Problem description: Identify every line in the records below that contains the word "echo", and reproduce each one.

[Items from an interface collection]
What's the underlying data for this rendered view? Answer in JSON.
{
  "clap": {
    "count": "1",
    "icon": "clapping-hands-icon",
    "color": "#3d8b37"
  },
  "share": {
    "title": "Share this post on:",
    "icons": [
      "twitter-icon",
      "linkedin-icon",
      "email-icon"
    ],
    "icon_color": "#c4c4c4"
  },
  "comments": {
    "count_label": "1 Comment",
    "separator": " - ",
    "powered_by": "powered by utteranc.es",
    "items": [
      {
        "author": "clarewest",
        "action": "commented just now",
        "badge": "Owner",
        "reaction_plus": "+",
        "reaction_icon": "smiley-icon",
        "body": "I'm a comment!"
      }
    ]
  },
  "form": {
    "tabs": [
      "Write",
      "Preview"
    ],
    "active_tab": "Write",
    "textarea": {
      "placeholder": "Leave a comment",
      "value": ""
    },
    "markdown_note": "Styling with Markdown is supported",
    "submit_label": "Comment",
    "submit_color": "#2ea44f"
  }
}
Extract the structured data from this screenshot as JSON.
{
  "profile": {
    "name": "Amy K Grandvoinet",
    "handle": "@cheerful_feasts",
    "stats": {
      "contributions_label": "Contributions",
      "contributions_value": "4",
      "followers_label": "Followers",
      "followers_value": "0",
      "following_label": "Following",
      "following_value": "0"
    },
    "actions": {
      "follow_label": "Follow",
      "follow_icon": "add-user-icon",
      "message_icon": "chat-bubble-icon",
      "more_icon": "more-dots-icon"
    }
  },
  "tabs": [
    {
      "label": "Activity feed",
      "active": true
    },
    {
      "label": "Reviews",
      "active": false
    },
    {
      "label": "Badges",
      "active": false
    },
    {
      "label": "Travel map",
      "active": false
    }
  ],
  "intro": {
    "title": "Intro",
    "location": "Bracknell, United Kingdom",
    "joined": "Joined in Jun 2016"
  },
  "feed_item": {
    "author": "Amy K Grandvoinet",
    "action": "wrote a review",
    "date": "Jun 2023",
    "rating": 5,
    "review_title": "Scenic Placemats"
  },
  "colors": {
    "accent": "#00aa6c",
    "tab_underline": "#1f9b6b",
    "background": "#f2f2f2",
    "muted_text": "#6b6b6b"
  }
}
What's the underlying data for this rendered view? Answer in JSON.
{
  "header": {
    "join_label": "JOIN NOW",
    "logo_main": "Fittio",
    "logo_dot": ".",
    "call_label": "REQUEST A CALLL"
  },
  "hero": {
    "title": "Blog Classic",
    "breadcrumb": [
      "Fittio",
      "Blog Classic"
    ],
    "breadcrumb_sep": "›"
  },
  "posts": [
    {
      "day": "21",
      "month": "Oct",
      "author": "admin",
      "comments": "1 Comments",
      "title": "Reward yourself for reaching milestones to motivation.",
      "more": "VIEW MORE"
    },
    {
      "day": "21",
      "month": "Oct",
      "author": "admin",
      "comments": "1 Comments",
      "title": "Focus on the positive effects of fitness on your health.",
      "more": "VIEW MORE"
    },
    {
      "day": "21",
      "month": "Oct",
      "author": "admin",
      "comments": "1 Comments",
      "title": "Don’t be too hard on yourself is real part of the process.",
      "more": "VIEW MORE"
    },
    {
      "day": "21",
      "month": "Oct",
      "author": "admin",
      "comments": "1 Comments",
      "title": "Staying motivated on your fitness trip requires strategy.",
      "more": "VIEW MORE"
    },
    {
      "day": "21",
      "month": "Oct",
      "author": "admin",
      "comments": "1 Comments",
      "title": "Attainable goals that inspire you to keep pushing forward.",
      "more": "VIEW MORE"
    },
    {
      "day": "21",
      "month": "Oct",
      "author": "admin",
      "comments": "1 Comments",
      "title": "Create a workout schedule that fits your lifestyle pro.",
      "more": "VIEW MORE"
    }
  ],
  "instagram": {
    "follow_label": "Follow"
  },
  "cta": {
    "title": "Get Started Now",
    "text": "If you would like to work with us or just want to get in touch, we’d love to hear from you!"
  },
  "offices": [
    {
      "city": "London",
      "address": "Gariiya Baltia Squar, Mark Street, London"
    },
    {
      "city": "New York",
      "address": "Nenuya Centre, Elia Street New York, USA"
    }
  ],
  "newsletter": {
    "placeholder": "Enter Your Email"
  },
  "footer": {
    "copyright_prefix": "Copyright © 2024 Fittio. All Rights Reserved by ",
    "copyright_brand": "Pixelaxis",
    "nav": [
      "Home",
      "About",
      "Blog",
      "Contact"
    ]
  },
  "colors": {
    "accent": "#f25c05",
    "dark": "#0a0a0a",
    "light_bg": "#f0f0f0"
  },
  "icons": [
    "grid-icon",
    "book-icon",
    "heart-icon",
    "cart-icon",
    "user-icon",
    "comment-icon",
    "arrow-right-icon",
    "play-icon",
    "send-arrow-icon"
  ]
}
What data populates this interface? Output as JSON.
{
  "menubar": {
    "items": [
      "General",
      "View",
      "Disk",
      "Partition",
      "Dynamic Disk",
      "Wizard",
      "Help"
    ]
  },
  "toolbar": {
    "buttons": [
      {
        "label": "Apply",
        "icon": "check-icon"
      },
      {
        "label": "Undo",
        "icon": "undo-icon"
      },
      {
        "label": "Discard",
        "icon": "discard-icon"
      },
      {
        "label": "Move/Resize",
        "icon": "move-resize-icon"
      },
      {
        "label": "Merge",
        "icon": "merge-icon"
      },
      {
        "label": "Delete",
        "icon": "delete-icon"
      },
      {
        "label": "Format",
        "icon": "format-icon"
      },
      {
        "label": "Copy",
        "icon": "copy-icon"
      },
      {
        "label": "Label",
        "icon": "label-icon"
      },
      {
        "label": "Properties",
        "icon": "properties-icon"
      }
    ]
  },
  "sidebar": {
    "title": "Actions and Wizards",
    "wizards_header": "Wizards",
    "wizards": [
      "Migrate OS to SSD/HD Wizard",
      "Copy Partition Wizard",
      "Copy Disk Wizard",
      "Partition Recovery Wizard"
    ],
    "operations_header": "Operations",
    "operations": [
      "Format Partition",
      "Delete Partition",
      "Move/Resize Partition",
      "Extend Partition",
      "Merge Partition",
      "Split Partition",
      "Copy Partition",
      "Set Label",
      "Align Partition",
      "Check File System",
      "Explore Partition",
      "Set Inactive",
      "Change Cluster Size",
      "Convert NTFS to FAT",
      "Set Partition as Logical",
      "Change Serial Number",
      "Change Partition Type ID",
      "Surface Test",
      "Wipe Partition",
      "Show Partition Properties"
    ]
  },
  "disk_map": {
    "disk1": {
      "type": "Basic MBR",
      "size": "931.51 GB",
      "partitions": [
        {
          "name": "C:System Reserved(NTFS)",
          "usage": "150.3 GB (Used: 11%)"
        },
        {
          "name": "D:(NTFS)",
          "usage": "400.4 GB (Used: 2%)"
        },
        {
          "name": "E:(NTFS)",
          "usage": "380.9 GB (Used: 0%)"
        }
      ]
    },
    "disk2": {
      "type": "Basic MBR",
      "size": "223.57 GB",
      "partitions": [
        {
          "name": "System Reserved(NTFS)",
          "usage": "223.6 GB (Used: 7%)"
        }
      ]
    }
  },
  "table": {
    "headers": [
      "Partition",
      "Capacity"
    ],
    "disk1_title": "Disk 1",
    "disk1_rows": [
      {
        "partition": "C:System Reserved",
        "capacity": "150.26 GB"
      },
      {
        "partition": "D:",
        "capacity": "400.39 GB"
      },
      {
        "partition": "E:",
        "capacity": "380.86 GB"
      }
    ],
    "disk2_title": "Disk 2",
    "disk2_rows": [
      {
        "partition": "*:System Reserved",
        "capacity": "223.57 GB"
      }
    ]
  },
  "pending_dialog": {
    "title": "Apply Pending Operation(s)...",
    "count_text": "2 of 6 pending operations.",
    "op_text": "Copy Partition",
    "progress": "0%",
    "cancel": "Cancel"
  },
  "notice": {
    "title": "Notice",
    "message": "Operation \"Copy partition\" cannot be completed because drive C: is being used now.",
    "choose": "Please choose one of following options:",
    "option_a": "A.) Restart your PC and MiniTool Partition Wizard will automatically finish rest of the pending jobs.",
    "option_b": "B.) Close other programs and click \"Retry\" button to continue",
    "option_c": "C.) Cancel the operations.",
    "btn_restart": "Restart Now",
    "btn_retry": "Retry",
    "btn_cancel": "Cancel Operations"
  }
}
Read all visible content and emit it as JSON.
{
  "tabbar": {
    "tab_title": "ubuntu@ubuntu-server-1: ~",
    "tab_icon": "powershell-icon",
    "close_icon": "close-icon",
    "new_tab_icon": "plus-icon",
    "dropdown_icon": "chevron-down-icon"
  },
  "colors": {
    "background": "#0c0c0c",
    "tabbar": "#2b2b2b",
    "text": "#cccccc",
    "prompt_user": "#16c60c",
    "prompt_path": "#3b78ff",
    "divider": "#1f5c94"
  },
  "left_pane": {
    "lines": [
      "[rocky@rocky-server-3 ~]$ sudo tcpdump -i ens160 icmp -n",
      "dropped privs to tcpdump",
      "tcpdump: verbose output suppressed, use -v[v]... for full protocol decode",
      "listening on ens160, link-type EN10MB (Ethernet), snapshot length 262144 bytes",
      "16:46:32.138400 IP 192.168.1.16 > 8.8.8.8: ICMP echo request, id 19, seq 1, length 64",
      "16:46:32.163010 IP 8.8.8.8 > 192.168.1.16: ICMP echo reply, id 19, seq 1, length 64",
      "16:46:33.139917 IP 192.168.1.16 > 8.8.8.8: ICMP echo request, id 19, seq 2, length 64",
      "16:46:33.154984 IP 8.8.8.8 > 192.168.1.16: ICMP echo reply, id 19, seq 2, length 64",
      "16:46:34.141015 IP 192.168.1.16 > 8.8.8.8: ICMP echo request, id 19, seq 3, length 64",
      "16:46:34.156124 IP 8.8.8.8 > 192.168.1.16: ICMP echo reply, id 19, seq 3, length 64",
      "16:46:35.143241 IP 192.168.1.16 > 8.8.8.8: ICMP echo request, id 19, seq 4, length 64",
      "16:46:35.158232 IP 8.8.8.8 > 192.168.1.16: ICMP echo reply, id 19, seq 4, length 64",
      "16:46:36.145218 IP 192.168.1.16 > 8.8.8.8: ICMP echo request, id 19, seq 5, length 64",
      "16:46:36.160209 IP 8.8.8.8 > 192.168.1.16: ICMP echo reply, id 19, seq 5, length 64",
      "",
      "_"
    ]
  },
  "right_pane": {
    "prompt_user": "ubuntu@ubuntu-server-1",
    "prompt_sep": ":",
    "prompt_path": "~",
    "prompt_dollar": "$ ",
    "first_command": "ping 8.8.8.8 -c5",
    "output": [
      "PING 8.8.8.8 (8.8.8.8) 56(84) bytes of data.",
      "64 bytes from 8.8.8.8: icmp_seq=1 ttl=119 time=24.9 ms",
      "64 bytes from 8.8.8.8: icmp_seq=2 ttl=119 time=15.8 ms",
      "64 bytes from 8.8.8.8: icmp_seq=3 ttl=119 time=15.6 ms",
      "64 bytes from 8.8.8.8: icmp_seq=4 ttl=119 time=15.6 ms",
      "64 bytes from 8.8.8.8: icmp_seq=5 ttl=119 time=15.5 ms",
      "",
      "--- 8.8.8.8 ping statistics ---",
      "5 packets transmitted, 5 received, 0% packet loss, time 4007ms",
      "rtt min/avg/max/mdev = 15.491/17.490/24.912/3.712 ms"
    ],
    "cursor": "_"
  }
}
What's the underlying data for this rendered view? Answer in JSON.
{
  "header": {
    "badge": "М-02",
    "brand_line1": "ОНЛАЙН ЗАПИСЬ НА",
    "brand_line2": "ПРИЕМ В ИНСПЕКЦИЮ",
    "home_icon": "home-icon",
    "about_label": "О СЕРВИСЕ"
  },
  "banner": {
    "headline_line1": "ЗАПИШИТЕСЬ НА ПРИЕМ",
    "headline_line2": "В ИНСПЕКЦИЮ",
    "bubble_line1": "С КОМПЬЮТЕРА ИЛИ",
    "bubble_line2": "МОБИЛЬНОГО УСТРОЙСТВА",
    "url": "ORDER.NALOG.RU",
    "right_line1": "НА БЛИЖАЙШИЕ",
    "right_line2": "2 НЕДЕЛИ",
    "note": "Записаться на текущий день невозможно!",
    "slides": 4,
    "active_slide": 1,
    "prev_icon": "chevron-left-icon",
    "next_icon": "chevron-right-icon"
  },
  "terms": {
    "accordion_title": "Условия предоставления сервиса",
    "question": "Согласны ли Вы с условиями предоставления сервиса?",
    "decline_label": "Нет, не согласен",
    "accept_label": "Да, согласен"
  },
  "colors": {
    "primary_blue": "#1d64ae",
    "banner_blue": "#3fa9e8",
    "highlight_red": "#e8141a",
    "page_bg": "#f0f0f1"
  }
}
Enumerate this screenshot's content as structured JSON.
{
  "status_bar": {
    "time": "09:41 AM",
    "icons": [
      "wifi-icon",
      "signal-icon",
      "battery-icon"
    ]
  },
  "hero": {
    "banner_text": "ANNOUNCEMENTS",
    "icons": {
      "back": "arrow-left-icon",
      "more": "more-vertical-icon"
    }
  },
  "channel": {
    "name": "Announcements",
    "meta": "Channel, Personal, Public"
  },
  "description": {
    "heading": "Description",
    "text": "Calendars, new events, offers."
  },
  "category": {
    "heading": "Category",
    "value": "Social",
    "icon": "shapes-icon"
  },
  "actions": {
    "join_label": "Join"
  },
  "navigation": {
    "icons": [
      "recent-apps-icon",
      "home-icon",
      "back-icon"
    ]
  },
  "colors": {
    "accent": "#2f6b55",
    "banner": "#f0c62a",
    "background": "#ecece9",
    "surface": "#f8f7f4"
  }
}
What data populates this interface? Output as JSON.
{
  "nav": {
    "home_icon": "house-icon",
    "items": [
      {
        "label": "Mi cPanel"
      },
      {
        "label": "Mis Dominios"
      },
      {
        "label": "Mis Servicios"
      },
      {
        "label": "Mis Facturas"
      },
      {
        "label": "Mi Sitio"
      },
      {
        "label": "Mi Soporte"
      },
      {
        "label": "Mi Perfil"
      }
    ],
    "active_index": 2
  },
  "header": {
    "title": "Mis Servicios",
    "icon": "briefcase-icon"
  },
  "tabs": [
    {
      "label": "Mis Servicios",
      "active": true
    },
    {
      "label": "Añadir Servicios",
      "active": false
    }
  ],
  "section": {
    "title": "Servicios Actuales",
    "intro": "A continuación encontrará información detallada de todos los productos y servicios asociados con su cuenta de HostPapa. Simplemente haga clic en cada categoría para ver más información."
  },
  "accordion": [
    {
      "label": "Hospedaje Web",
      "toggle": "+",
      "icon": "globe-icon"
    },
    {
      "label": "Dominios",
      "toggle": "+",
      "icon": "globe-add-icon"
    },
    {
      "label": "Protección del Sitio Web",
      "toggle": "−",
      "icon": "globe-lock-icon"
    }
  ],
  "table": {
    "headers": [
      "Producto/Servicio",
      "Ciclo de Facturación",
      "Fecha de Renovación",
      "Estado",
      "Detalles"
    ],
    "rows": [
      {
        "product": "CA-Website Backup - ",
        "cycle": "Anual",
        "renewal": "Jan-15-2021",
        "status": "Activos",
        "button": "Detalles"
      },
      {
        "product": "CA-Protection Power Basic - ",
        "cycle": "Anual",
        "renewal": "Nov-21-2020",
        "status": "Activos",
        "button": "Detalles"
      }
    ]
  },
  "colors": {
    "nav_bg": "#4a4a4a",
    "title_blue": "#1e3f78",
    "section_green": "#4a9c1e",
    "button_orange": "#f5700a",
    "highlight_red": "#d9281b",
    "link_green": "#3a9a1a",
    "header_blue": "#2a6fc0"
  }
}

Answer to this task:
      "16:46:32.138400 IP 192.168.1.16 > 8.8.8.8: ICMP echo request, id 19, seq 1, length 64",
      "16:46:32.163010 IP 8.8.8.8 > 192.168.1.16: ICMP echo reply, id 19, seq 1, length 64",
      "16:46:33.139917 IP 192.168.1.16 > 8.8.8.8: ICMP echo request, id 19, seq 2, length 64",
      "16:46:33.154984 IP 8.8.8.8 > 192.168.1.16: ICMP echo reply, id 19, seq 2, length 64",
      "16:46:34.141015 IP 192.168.1.16 > 8.8.8.8: ICMP echo request, id 19, seq 3, length 64",
      "16:46:34.156124 IP 8.8.8.8 > 192.168.1.16: ICMP echo reply, id 19, seq 3, length 64",
      "16:46:35.143241 IP 192.168.1.16 > 8.8.8.8: ICMP echo request, id 19, seq 4, length 64",
      "16:46:35.158232 IP 8.8.8.8 > 192.168.1.16: ICMP echo reply, id 19, seq 4, length 64",
      "16:46:36.145218 IP 192.168.1.16 > 8.8.8.8: ICMP echo request, id 19, seq 5, length 64",
      "16:46:36.160209 IP 8.8.8.8 > 192.168.1.16: ICMP echo reply, id 19, seq 5, length 64",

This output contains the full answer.